Mort was seeking monetary damages (the amount wasn’t made public), as well as “a declaration that the defendants can’t make decisions without her meaningful approval and consultation.”
I assumed all these matters had been resolved, when, 2 months ago, RLJ Entertainment announced its acquisition of the film, and planned December release. But Saldana’s interview suggests that there may still be some problems behind the camera, whether related to Mort’s case, or other matters entirely.
I think many of you would likely prefer that the film just be buried altogether, and everyone moves on. Saldana herself even kind of hints at that possibility in her interview. The film just seems like it’s been doomed since the start, given what else we now know.
But this isn’t the first time that Saldana has maybe sort of slyly talked down the film. In a previous interview she gave to InStyle Magazine in July of this year, she admitted that she didn’t think she was right for the part initially, but went into it prepared to give it her all.

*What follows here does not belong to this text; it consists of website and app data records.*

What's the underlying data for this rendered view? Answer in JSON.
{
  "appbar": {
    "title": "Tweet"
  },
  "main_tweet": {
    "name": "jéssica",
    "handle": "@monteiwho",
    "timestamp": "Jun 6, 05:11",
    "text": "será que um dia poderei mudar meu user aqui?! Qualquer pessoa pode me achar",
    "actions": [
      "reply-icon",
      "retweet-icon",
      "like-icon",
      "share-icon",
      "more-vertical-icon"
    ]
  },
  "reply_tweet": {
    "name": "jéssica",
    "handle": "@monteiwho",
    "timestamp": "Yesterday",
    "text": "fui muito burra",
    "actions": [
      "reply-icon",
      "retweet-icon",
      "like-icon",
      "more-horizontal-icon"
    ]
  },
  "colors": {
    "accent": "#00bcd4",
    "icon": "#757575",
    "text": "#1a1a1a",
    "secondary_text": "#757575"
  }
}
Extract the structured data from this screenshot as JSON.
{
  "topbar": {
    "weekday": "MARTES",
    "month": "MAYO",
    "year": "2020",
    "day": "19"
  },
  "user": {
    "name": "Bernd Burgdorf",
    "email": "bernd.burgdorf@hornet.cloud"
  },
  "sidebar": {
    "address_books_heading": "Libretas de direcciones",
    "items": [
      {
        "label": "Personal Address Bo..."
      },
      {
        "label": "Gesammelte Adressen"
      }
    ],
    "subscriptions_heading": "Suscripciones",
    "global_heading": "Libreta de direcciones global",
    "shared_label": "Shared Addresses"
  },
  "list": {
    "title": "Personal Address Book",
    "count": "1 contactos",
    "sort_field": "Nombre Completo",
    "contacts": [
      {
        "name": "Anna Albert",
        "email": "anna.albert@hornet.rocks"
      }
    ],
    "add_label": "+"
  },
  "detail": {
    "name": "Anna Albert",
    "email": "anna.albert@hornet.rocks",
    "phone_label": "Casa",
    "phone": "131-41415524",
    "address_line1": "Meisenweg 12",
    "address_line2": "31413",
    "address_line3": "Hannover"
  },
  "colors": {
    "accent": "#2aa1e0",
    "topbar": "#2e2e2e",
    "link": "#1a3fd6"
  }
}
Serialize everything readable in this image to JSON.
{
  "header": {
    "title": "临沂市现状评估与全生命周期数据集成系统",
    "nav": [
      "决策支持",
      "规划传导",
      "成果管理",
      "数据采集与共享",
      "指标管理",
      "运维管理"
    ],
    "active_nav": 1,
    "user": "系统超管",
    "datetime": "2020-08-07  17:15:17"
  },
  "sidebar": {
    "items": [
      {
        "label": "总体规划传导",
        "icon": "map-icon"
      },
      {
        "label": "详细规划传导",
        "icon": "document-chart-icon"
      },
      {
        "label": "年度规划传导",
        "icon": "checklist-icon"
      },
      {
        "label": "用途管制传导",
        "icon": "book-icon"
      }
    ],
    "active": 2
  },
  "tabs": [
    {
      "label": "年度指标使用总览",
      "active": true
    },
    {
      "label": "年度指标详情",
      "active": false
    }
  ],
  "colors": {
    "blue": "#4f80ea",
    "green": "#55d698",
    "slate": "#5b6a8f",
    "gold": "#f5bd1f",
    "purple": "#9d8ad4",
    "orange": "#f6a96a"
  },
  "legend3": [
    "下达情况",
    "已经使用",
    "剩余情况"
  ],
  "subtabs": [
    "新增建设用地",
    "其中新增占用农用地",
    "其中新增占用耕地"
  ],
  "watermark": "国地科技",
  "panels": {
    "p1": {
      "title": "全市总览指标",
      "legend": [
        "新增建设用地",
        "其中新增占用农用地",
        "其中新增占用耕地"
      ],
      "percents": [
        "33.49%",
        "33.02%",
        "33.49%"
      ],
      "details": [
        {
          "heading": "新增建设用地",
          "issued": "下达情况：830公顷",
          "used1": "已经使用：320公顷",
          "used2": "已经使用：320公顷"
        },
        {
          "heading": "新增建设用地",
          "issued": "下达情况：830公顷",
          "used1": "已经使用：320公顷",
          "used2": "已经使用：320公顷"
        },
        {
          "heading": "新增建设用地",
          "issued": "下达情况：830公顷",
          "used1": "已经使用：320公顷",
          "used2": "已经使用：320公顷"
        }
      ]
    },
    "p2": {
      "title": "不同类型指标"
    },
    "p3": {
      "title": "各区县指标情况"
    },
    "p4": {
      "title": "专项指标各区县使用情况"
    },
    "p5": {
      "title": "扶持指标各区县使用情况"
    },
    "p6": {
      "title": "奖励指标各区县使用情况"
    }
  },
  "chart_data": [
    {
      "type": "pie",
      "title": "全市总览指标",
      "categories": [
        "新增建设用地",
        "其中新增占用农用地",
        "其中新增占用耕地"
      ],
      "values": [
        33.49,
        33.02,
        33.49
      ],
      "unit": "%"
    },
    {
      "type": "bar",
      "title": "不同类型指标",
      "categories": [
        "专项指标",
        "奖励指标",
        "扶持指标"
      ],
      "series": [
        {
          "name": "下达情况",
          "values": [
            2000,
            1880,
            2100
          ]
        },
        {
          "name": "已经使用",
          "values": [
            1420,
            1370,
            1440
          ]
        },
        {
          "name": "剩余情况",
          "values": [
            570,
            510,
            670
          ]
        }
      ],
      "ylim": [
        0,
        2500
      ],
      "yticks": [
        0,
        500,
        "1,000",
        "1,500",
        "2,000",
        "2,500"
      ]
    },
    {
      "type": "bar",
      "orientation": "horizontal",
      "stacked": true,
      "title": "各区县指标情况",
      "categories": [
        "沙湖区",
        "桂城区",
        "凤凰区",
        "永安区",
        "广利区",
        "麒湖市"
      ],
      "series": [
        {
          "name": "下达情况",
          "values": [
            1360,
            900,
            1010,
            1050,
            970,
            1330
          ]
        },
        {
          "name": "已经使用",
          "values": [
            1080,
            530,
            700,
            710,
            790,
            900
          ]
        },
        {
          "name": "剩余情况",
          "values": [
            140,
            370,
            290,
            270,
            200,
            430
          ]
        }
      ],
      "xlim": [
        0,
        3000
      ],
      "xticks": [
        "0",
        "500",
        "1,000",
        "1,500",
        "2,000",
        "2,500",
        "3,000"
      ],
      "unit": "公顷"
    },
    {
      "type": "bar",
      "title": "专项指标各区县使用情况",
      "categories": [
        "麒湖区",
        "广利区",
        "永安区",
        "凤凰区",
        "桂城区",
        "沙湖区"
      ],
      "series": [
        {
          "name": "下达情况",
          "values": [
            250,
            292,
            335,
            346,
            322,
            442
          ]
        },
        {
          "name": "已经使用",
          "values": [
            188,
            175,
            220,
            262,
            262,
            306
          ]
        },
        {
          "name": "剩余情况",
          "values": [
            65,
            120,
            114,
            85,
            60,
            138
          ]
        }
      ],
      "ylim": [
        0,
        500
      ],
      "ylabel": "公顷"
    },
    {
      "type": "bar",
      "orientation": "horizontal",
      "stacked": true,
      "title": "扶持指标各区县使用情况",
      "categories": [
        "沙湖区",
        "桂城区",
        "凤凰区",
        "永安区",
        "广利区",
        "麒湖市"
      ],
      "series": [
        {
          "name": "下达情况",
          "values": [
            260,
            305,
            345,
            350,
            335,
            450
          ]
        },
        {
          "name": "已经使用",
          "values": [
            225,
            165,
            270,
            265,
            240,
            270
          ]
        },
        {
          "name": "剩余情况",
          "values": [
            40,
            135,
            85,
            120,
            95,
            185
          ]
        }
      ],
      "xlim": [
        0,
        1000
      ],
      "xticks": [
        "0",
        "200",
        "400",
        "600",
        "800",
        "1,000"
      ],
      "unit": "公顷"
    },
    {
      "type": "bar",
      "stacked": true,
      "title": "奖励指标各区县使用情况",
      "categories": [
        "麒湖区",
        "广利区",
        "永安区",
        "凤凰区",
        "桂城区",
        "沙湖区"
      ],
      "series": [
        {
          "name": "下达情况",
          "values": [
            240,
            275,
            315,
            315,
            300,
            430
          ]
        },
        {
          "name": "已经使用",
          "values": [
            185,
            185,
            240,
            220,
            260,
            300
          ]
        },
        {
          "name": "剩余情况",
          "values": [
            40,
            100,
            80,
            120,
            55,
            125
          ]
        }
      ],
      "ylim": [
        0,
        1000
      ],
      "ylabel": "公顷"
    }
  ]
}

In development for at least 6 years, Mary J. Blige was initially attached to star in the film, but she was eventually replaced by Saldana, who brought more international box office gravitas to the production.
The one constant actor throughout the ordeal has been David Oyelowo, cast from the beginning to play Simone’s Paris-based manager Clifton Henderson.
Mike Epps plays Richard Pryor in the film (he’ll be starring in Lee Daniels’ Richard Pryor biopic as well).
There still isn’t much official media from the film; the above new image comes courtesy of RLJ Entertainment, who I’m sure will be releasing more photos, clips, of course a trailer, at some point – assuming any existing completion problems are resolved. I wouldn’t be surprised if it’s quietly released on DVD and VOD platforms. So don’t be surprised if you’re flipping through Netflix’s offerings one day in the near future, and find “Nina” listed.